Please give the count of lines in the listing underneath that hold "bilibili", leaving out everything else.

------ Extracted records

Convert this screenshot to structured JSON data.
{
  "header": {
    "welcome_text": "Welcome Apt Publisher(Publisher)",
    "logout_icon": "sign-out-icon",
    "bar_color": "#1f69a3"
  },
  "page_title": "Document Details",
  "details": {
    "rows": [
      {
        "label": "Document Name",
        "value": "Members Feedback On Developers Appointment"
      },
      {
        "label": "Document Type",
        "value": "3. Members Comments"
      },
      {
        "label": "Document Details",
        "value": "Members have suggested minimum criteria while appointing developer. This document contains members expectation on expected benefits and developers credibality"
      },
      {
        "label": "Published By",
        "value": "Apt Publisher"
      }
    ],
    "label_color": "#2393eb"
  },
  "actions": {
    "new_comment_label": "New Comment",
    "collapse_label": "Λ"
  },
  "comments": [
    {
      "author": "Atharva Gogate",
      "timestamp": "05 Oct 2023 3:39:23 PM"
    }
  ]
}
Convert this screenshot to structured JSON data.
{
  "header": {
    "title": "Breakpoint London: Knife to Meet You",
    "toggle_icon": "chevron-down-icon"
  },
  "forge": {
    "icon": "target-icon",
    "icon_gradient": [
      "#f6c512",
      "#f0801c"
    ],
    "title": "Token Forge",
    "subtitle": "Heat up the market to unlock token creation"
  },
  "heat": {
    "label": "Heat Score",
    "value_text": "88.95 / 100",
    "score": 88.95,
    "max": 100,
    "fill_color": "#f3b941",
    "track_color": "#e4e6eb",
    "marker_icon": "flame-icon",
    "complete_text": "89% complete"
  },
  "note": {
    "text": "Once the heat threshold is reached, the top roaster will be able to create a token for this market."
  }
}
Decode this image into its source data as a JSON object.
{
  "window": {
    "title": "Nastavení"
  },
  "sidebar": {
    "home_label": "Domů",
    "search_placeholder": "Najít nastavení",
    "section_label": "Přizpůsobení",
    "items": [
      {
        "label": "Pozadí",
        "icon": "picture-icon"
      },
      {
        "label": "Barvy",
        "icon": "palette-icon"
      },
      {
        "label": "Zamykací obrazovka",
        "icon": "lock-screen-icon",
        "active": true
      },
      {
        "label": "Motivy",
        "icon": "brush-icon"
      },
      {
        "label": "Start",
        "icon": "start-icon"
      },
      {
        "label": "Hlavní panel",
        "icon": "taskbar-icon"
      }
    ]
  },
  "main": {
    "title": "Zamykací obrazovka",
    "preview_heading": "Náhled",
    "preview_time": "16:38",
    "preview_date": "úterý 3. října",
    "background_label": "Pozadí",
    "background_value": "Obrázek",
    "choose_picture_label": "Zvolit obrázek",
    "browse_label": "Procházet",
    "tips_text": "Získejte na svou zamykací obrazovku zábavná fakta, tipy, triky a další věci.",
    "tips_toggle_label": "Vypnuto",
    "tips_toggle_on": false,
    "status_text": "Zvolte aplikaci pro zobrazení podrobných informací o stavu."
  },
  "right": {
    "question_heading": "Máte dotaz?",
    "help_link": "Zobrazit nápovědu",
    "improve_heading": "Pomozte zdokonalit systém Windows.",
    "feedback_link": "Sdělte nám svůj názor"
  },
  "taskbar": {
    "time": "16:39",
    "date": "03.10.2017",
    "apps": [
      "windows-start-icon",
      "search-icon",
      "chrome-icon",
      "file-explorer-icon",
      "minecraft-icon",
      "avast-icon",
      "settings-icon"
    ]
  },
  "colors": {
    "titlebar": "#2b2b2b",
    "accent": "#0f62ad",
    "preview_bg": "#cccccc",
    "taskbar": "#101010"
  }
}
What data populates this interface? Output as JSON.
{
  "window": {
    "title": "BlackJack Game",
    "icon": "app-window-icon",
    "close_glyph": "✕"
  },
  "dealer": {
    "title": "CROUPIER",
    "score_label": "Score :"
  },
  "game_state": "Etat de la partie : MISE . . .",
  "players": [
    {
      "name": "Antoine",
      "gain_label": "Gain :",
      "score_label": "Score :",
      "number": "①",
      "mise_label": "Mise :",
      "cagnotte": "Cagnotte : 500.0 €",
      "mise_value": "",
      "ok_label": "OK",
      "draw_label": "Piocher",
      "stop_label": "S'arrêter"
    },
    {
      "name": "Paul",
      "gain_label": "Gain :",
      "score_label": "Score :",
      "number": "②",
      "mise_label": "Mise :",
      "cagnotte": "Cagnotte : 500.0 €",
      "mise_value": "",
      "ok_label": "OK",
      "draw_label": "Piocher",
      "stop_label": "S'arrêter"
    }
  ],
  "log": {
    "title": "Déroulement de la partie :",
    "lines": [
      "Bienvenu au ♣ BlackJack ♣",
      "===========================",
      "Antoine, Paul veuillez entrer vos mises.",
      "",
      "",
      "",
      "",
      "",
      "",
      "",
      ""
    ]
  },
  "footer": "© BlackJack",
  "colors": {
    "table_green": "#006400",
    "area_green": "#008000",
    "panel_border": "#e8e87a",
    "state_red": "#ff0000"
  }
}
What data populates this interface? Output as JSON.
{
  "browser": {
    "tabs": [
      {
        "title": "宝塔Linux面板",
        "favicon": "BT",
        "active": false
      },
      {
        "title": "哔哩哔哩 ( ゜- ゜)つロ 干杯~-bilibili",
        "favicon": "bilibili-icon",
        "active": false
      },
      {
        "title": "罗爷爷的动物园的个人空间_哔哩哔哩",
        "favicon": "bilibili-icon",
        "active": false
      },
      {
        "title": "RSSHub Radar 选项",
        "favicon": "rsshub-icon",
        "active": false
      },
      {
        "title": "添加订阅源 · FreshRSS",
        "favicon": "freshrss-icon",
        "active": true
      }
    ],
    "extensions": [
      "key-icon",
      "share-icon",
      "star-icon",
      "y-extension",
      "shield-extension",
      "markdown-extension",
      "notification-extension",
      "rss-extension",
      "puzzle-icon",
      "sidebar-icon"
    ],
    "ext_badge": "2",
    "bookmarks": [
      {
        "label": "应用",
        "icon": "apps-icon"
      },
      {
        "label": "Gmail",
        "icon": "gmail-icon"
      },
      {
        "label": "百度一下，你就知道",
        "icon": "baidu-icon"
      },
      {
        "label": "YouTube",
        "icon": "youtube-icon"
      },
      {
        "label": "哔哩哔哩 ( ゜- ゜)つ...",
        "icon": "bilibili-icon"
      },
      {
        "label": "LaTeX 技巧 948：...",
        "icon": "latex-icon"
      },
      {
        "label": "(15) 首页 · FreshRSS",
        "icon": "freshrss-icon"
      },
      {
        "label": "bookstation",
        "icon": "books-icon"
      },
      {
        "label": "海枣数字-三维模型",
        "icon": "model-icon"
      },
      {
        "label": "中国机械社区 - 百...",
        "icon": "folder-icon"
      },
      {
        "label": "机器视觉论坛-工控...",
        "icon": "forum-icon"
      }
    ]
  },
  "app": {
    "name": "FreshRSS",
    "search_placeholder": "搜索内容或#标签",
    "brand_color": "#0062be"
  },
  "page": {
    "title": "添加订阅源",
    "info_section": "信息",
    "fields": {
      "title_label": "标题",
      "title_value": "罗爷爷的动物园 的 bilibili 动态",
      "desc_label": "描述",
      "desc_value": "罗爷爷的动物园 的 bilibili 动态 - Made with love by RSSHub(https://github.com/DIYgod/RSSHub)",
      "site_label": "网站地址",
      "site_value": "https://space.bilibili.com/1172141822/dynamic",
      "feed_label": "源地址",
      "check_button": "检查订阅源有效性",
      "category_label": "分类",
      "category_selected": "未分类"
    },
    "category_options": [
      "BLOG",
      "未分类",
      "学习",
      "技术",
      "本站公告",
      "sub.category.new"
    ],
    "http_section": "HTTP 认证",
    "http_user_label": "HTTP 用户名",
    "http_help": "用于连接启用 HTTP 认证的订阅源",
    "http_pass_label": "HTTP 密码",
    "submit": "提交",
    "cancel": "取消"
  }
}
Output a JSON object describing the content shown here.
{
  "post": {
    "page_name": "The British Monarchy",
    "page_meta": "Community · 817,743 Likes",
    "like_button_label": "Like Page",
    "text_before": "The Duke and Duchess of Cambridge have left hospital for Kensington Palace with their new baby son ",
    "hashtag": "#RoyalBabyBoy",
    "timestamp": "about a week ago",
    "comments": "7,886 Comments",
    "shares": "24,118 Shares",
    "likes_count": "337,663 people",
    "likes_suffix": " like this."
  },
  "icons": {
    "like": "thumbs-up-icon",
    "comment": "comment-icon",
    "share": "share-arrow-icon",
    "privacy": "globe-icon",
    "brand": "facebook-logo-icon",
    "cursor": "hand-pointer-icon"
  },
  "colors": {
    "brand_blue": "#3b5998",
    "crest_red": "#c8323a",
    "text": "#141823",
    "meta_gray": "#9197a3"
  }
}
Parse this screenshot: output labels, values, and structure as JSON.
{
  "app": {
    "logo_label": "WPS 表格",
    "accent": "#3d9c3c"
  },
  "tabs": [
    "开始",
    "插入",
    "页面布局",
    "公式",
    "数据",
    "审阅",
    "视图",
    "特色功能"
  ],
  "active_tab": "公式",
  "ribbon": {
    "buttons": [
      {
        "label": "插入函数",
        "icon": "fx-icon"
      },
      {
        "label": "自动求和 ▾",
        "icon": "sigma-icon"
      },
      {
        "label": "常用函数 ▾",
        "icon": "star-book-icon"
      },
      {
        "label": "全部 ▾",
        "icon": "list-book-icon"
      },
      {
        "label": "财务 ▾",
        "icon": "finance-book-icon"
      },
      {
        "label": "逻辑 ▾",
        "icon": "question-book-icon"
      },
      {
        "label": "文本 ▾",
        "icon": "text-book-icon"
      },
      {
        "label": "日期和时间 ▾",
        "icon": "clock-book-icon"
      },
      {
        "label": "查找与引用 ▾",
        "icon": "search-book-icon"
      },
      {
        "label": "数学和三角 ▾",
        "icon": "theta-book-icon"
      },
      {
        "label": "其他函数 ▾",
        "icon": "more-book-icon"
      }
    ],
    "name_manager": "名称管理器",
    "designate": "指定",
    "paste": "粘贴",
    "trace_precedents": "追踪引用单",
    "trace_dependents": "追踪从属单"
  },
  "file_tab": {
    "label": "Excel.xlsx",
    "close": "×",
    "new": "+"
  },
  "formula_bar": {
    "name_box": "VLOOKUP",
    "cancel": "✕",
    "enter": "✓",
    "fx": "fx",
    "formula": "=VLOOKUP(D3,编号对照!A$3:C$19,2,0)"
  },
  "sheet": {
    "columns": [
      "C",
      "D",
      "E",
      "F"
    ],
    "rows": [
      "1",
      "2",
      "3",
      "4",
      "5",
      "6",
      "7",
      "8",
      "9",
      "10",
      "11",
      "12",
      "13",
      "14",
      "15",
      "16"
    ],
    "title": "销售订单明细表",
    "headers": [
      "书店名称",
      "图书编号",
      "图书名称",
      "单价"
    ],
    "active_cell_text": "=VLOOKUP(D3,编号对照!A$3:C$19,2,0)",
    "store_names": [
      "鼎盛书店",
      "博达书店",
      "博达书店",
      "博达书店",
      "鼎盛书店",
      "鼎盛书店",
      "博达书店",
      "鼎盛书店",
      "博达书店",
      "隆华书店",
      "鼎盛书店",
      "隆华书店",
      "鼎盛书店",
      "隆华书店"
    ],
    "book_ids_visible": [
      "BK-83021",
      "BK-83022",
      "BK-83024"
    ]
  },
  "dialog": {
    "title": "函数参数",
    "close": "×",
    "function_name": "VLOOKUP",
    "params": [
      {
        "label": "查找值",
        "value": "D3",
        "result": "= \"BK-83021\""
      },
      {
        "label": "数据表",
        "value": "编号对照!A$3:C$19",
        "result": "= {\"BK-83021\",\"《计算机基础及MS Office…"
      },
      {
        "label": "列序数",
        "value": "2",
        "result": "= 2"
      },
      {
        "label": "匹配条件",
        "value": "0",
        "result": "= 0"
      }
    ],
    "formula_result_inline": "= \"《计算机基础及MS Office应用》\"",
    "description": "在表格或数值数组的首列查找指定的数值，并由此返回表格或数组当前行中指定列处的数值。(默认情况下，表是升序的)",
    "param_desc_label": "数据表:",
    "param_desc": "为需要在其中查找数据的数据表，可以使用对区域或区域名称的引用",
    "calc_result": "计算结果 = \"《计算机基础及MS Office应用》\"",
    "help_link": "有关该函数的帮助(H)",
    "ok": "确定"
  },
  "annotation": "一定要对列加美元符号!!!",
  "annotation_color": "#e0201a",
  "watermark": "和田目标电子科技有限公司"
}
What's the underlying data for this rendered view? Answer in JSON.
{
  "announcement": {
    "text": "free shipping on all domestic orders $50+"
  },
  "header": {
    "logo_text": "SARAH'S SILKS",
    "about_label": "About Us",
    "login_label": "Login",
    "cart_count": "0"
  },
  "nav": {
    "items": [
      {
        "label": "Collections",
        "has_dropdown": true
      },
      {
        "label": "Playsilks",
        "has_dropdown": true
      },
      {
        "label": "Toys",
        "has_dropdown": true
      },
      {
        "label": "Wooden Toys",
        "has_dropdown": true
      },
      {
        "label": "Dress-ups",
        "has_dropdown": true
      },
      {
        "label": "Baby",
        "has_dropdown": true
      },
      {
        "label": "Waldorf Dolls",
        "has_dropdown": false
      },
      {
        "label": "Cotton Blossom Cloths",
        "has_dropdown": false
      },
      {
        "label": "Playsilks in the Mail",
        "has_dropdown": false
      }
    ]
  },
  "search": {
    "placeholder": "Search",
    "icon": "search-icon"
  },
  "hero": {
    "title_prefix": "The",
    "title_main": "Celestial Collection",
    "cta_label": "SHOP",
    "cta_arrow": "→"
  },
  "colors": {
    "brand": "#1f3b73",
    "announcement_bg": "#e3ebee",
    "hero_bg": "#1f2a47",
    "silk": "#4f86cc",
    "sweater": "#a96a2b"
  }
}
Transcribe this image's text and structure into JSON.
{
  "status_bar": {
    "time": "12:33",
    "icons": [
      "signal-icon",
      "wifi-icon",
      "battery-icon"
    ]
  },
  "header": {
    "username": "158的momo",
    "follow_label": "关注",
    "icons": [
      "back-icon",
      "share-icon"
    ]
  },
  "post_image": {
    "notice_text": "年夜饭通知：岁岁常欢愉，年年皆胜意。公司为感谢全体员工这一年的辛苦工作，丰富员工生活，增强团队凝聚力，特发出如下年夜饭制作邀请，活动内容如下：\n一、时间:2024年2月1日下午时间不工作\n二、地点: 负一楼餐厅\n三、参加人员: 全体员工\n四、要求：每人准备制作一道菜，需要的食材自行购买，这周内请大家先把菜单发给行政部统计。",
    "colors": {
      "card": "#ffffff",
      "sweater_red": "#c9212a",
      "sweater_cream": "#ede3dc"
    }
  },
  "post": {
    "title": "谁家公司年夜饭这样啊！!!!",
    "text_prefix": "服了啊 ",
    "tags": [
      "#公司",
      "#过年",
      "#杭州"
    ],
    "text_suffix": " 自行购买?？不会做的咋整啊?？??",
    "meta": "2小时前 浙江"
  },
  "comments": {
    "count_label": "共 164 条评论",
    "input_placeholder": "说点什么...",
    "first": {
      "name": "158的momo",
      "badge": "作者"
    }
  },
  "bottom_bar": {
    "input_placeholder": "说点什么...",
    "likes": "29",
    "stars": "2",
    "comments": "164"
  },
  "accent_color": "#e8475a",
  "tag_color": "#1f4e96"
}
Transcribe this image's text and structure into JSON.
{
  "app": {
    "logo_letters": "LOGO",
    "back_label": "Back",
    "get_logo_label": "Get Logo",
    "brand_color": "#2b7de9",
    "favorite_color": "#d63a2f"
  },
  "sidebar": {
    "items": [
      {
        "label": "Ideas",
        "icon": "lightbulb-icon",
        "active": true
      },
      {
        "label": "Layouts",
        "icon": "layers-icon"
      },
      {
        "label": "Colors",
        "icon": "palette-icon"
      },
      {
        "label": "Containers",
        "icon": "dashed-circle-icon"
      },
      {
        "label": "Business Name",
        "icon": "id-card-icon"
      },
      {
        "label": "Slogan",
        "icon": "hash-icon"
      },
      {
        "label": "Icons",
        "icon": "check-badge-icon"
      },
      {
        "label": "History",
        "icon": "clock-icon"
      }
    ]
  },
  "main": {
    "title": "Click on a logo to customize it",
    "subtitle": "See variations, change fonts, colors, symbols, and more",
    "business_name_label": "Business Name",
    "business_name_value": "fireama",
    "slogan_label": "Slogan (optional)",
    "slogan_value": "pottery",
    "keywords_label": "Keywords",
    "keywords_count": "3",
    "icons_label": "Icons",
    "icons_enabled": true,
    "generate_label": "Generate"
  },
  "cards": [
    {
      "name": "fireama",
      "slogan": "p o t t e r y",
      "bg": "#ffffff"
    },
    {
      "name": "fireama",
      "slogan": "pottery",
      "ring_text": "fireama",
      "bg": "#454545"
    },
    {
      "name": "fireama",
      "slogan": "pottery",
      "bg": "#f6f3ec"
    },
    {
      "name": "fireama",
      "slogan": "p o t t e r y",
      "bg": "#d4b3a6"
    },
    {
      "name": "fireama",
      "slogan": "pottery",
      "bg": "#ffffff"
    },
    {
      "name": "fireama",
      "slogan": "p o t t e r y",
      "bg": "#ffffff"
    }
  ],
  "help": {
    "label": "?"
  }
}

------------

Written reply.
7